One of the passages that first led me to begin thinking about our call to serve the poor comes from Paul in Ephesians.  I remember reading it during my quiet time one morning in Seminary.  In Chapter 4, verse 28 while telling the Church in Ephesus what the Christian life is supposed to look like, Paul says, “He who has been stealing must steal no longer, but must work, doing something useful with his own hands, so that he may have something to share with those in need.”

I remember thinking to myself that there were a lot of other ways that Paul could have finished that sentence.  Based on my understanding as a young man I would have said something like, “so that people will ask about the change in your life and you can share the gospel with them.”  Or, “so that people will know that God is at work in you and the Holy Spirit can use that to draw people to God.”

But Paul doesn’t do that.  And we might think that Paul misses an opportunity there to share the Gospel.  But he doesn’t.

Our call to spread the Good News is wrapped up in that call from Paul.  If we are going to attempt to evangelize the lost and not do anything about caring for the needy among us then we are just pretending.  When we care for the “least of these” the Gospel is lived out and the Kingdom of God is advanced.

Upward Stability

A number of year ago I was teaching a Poverty 101 session and we were having a little Q & A at the end when I was asked what should have been a simple question. The woman wanted to know what our goal was in working with our neighbors, specifically what we were trying to help them accomplish economically. The first thought that came to my mind was to talk about upward mobility. But as the words were about to come out of my mouth they just didn’t sound right.

So I thought for a second and said that we were really after upward stability. And that is the idea that your life is more stable today than it was a couple of years ago. And that your life is on a trajectory that it will be more stable a couple of years from now than it is today.

And this idea is about understanding that economic class is really about how stable your life is. When my life is stable and all of my daily needs are met without too much effort, I can think about the future.

But if I live in a constant state of chaos and I spend my life wondering daily how are we going to get enough food today, or how are we going to pay the bills, or get to work then I have little margin to think about the future.

If we can come alongside our families and empower them to provide a more stable environment for their children then those children can begin to look toward their futures with hope.
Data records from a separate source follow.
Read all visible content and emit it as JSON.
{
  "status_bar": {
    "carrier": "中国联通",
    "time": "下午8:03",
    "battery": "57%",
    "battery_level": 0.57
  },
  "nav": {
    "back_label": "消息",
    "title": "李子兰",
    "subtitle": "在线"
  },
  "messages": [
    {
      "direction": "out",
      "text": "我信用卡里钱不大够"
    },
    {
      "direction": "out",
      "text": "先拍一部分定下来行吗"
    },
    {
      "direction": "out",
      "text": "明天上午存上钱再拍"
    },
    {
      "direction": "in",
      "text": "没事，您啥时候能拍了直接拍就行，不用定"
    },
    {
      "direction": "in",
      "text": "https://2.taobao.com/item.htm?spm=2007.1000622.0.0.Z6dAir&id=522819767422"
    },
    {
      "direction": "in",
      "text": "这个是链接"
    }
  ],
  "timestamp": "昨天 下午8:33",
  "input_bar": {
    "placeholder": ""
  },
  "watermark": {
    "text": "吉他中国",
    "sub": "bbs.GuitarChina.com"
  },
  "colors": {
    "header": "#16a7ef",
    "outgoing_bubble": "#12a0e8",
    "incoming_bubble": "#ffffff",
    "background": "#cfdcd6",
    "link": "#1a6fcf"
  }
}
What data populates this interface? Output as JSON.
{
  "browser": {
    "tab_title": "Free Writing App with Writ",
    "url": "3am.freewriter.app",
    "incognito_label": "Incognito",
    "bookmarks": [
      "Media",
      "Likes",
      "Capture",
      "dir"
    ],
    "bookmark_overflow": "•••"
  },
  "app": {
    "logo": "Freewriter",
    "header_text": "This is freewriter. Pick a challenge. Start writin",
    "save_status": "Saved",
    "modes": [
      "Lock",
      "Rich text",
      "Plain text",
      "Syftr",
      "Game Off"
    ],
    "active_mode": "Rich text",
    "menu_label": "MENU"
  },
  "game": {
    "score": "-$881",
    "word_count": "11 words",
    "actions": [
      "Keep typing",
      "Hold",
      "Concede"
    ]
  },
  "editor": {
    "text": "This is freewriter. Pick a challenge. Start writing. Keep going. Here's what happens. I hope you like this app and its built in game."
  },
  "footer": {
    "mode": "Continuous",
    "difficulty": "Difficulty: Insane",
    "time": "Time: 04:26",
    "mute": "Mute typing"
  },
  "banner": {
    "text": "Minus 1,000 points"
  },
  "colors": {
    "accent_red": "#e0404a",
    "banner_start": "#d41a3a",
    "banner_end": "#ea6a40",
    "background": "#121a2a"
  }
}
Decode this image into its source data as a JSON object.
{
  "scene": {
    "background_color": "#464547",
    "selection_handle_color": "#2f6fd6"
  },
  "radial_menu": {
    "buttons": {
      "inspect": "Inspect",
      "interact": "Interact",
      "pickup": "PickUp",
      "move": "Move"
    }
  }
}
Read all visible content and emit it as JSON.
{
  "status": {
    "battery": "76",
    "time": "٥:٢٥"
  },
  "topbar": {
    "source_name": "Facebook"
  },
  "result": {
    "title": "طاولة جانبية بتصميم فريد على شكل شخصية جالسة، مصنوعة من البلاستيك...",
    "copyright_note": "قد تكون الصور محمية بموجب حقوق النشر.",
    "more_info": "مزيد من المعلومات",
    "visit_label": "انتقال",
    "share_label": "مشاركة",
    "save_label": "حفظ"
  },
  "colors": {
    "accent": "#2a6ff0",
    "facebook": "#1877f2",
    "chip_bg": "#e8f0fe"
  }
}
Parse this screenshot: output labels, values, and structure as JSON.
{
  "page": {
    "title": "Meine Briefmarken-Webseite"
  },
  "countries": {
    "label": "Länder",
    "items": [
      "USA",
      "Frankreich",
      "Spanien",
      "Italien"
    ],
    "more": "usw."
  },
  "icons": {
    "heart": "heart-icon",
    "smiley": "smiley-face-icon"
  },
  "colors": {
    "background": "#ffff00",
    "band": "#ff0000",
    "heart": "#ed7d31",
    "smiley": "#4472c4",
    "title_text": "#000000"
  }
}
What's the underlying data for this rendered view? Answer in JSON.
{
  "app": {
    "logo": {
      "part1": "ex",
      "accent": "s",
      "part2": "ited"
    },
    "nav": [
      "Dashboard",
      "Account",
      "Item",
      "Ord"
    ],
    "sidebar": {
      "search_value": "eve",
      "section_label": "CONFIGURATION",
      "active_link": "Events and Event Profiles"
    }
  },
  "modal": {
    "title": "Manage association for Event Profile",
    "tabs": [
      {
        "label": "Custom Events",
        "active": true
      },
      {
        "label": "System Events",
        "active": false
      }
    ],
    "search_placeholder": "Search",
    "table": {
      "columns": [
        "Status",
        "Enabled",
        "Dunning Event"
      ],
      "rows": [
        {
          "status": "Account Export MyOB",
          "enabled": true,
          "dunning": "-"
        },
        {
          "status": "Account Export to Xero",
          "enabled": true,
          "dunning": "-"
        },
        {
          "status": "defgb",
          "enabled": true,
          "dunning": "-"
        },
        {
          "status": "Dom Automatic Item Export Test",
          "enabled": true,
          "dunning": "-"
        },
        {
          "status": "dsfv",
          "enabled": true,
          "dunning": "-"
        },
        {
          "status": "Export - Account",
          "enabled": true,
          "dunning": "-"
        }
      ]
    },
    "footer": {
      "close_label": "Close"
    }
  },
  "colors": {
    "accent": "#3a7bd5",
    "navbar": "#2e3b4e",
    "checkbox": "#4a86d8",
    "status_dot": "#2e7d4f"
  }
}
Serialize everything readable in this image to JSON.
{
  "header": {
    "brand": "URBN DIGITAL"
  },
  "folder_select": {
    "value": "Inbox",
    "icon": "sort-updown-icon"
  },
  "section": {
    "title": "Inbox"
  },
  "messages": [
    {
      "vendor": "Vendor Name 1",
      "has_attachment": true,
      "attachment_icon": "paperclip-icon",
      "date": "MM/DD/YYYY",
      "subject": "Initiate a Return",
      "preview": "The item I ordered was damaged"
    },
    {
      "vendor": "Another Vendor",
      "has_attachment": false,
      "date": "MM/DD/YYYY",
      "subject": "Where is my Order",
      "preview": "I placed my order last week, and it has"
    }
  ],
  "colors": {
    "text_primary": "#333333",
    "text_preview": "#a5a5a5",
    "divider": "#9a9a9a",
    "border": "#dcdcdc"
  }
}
And this is the primary differentiator between children who grow up middle class and those who grow up in poverty, whether they are future-oriented or present-oriented.

And the key to helping present-oriented kids become future-oriented kids is Upward Stability.

Poverty is Complex

In my last post I mentioned that there were two things I want everyone to remember from Poverty 101. The first is that “It’s all about relationships.” The second is that “Poverty is Complex.”

Everyone who has lived in poverty, everyone who studies poverty, everyone who works with those in poverty understands that poverty is about a lot more than money and that there are no simple definitions. And my experience is that attempting to describe it is a little like a blind man trying to describe an elephant from the experience of touching the side of the animal. There will be so much that we miss in our description and in our understanding.

No matter what your source of news, it is likely that you will someday hear a pundit, regardless of their political persuasion, talking about poverty. And they will likely say something like this, “Poverty is caused by…” And they will complete that sentence by articulating only one cause. I always tell people that if they ever hear that, they can stop listening to everything that person has to say, because that “expert” doesn’t know what they’re talking about.

And a fully fleshed out understanding of the issue of poverty is so important. Because as the authors of When Helping Hurts, Steve Corbett and Brian Fikkert point out, our definition of poverty will determine how we attempt to address it. Or as they put it, the “Diagnosis Shapes the Prescription.”

If we are going to make of difference in the lives of those living in the cycle of generational poverty we have to humbly approach the subject. We have to study, we have to read, we have to dig deep. We have to seek God’s wisdom. And we have to listen to the voices of the poor, because it is from those children of the King that we will learn the most.